Meet Florence Tim Oi Li, a Chinese woman from Hong Kong, who was ordained as a the first female Anglcian priest in 1944, nearly 30 years before it was permitted in her province and 50 years before the ordination of the first woman priests in the Church of England
Sojourner Truth was a remarkable woman. This article invites us to learn about and celebrate her life, while also lamenting the oppression she experienced that meant she had to be remarkable to be remembered.
Many people don’t know that African American women were leading and pastoring churches from the beginning of the modern Pentecostal movement in the early 1900s. Meet two of these women: Lucy Farrow and Jennie Evans Seymour.
Rev. Dr. Prathia Hall Wynn was a womanist theologian, pastor, mentor, and civil rights activist who developed the concept of a “freedom-faith.” She is an important figure in Black history, women’s history, church history, and American history for her work towards a church and an America where all people are considered equal, regardless of their race, ethnicity, class, or gender.
Abundant canonical, literary, and epigraphical evidence proves women were ordained leaders in the church for centuries. Women who aspire to ordained ministry today can be encouraged by the rich history of women’s ordination.
The six women featured here have used art as a medium to express their faith, to call attention to injustice, and to recognize and preserve their heritage.

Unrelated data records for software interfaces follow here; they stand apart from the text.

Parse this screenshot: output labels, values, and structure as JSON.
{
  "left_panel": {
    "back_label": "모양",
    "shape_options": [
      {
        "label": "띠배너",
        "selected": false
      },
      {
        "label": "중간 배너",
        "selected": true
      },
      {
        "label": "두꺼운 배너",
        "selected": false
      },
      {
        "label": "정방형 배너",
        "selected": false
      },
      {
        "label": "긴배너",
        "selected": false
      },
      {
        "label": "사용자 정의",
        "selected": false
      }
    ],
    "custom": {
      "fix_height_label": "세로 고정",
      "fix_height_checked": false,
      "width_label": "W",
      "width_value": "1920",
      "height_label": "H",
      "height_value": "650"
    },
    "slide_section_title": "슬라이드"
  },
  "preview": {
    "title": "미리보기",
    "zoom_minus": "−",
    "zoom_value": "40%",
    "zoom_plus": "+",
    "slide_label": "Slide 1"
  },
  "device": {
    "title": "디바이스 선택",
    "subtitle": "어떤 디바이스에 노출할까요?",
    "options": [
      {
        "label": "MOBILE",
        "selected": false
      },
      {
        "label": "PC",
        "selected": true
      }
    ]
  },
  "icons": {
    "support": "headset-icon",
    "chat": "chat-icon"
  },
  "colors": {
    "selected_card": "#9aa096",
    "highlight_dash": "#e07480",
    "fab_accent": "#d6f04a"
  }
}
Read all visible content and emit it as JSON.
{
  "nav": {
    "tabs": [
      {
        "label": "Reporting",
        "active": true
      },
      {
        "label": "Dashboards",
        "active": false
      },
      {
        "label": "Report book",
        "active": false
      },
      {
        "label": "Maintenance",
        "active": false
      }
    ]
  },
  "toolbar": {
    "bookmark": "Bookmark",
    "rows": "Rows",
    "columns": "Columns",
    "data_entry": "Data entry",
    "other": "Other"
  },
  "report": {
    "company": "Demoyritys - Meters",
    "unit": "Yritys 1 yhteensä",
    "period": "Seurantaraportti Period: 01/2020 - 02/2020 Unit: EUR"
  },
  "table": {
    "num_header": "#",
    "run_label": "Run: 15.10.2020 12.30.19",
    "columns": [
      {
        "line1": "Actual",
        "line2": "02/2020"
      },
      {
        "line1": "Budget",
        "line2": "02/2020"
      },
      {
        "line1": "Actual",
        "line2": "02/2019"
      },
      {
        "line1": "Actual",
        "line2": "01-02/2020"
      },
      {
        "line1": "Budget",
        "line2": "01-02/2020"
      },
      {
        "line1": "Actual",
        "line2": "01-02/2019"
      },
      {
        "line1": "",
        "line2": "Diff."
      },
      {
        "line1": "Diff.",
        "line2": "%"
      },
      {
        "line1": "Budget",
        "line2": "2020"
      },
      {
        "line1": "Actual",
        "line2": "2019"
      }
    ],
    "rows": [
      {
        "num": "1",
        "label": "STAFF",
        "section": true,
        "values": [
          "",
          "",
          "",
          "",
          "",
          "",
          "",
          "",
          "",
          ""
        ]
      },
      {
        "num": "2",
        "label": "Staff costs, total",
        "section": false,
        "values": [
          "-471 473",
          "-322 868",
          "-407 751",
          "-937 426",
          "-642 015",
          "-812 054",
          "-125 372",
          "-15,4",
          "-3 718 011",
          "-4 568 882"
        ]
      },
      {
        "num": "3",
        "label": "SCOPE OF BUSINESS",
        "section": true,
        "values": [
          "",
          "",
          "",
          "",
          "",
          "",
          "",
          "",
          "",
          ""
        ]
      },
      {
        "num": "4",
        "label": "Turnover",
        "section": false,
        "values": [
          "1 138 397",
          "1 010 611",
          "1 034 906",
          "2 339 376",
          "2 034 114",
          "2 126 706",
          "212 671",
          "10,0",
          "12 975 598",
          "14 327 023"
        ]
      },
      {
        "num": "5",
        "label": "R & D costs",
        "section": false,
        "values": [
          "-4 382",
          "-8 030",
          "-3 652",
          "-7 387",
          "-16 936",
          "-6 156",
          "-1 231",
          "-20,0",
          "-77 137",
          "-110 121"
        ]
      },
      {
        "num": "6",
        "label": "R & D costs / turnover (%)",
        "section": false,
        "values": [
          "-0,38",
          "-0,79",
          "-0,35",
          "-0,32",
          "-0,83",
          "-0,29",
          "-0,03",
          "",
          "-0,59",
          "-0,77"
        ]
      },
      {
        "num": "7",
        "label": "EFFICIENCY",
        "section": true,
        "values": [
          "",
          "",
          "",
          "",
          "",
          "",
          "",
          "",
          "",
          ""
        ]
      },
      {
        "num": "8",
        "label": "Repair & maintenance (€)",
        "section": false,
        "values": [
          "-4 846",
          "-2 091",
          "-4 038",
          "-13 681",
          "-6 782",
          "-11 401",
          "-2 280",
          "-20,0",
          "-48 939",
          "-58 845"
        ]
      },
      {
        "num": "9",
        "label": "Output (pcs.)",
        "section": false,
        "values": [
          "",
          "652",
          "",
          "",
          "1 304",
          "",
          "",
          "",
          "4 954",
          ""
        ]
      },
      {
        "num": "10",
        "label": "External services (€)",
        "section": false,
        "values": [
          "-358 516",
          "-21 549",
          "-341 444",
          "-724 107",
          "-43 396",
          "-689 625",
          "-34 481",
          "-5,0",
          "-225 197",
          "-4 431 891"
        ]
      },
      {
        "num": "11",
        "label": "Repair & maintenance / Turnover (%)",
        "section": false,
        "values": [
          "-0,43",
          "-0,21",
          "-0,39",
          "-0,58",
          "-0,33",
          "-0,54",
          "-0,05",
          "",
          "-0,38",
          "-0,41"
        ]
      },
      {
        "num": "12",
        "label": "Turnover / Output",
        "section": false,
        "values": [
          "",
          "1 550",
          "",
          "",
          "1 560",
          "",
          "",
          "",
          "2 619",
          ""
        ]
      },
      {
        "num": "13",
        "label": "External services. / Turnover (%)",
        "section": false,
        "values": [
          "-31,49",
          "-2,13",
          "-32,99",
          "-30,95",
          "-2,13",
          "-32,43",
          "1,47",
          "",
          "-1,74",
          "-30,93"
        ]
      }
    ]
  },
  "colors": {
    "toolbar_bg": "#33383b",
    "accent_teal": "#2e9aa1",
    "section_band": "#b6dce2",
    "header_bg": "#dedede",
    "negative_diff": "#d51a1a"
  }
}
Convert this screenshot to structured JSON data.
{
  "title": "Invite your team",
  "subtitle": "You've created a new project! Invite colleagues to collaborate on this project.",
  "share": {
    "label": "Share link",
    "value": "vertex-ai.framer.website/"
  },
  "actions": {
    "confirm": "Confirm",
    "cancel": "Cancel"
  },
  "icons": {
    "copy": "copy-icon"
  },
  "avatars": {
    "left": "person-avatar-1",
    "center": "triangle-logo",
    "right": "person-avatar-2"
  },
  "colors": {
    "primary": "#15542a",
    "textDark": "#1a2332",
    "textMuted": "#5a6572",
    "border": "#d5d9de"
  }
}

Their work is a treasured piece of American history.
The tradition of women raising the eucharistic cup is witnessed from the late 100s to the mid-500s, including evidence from the three oldest surviving iconographic artifacts that depict early Christians in real churches.